Please retype the data below in full.

┌──

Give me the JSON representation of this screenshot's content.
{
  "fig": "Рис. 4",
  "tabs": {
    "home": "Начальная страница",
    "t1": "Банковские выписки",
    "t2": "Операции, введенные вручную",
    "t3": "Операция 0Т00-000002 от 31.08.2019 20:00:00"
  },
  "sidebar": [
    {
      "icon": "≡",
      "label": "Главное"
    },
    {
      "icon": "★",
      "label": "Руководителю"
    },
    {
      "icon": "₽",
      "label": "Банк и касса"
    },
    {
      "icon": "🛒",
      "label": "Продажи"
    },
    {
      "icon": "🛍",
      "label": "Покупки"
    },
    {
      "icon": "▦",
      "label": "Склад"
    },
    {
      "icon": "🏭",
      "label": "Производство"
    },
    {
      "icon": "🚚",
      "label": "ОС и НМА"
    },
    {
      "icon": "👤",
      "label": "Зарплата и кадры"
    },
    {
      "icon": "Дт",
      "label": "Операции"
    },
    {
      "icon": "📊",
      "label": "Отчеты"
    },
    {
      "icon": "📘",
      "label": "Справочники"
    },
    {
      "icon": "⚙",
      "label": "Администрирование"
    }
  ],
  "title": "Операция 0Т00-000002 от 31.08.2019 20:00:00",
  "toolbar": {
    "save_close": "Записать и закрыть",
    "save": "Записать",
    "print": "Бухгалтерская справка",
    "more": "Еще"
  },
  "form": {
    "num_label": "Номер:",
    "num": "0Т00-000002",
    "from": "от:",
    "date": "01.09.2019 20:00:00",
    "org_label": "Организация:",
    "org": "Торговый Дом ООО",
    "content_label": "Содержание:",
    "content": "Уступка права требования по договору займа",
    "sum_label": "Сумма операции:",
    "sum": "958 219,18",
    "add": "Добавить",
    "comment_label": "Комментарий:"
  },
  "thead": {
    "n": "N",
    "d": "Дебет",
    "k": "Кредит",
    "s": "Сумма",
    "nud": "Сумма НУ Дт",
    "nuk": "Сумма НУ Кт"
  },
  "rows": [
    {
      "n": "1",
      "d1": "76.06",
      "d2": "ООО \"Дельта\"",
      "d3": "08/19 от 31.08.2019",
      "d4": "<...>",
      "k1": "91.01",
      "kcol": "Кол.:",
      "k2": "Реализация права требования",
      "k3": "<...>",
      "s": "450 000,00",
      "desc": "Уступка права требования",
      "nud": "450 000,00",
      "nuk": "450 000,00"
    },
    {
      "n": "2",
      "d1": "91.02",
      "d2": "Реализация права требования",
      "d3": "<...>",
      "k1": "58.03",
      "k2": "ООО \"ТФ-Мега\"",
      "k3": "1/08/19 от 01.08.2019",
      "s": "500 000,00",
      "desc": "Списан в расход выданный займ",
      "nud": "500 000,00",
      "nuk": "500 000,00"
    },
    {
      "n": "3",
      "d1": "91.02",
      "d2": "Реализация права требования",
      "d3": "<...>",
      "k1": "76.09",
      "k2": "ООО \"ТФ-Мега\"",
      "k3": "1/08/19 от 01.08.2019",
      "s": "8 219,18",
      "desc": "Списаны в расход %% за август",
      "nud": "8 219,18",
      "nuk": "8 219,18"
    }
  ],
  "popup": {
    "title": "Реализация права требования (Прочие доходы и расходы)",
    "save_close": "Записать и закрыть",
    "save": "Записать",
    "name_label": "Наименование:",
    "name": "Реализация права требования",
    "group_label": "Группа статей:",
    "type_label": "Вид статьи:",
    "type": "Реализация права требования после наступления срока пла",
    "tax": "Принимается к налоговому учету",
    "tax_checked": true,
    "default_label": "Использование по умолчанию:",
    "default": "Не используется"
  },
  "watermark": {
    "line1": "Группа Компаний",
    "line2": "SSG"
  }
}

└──

* **Solved exercise**:
Give me the JSON representation of this screenshot's content.
{
  "fig": "Рис. 4",
  "tabs": {
    "home": "Начальная страница",
    "t1": "Банковские выписки",
    "t2": "Операции, введенные вручную",
    "t3": "Операция 0Т00-000002 от 31.08.2019 20:00:00"
  },
  "sidebar": [
    {
      "icon": "≡",
      "label": "Главное"
    },
    {
      "icon": "★",
      "label": "Руководителю"
    },
    {
      "icon": "₽",
      "label": "Банк и касса"
    },
    {
      "icon": "🛒",
      "label": "Продажи"
    },
    {
      "icon": "🛍",
      "label": "Покупки"
    },
    {
      "icon": "▦",
      "label": "Склад"
    },
    {
      "icon": "🏭",
      "label": "Производство"
    },
    {
      "icon": "🚚",
      "label": "ОС и НМА"
    },
    {
      "icon": "👤",
      "label": "Зарплата и кадры"
    },
    {
      "icon": "Дт",
      "label": "Операции"
    },
    {
      "icon": "📊",
      "label": "Отчеты"
    },
    {
      "icon": "📘",
      "label": "Справочники"
    },
    {
      "icon": "⚙",
      "label": "Администрирование"
    }
  ],
  "title": "Операция 0Т00-000002 от 31.08.2019 20:00:00",
  "toolbar": {
    "save_close": "Записать и закрыть",
    "save": "Записать",
    "print": "Бухгалтерская справка",
    "more": "Еще"
  },
  "form": {
    "num_label": "Номер:",
    "num": "0Т00-000002",
    "from": "от:",
    "date": "01.09.2019 20:00:00",
    "org_label": "Организация:",
    "org": "Торговый Дом ООО",
    "content_label": "Содержание:",
    "content": "Уступка права требования по договору займа",
    "sum_label": "Сумма операции:",
    "sum": "958 219,18",
    "add": "Добавить",
    "comment_label": "Комментарий:"
  },
  "thead": {
    "n": "N",
    "d": "Дебет",
    "k": "Кредит",
    "s": "Сумма",
    "nud": "Сумма НУ Дт",
    "nuk": "Сумма НУ Кт"
  },
  "rows": [
    {
      "n": "1",
      "d1": "76.06",
      "d2": "ООО \"Дельта\"",
      "d3": "08/19 от 31.08.2019",
      "d4": "<...>",
      "k1": "91.01",
      "kcol": "Кол.:",
      "k2": "Реализация права требования",
      "k3": "<...>",
      "s": "450 000,00",
      "desc": "Уступка права требования",
      "nud": "450 000,00",
      "nuk": "450 000,00"
    },
    {
      "n": "2",
      "d1": "91.02",
      "d2": "Реализация права требования",
      "d3": "<...>",
      "k1": "58.03",
      "k2": "ООО \"ТФ-Мега\"",
      "k3": "1/08/19 от 01.08.2019",
      "s": "500 000,00",
      "desc": "Списан в расход выданный займ",
      "nud": "500 000,00",
      "nuk": "500 000,00"
    },
    {
      "n": "3",
      "d1": "91.02",
      "d2": "Реализация права требования",
      "d3": "<...>",
      "k1": "76.09",
      "k2": "ООО \"ТФ-Мега\"",
      "k3": "1/08/19 от 01.08.2019",
      "s": "8 219,18",
      "desc": "Списаны в расход %% за август",
      "nud": "8 219,18",
      "nuk": "8 219,18"
    }
  ],
  "popup": {
    "title": "Реализация права требования (Прочие доходы и расходы)",
    "save_close": "Записать и закрыть",
    "save": "Записать",
    "name_label": "Наименование:",
    "name": "Реализация права требования",
    "group_label": "Группа статей:",
    "type_label": "Вид статьи:",
    "type": "Реализация права требования после наступления срока пла",
    "tax": "Принимается к налоговому учету",
    "tax_checked": true,
    "default_label": "Использование по умолчанию:",
    "default": "Не используется"
  },
  "watermark": {
    "line1": "Группа Компаний",
    "line2": "SSG"
  }
}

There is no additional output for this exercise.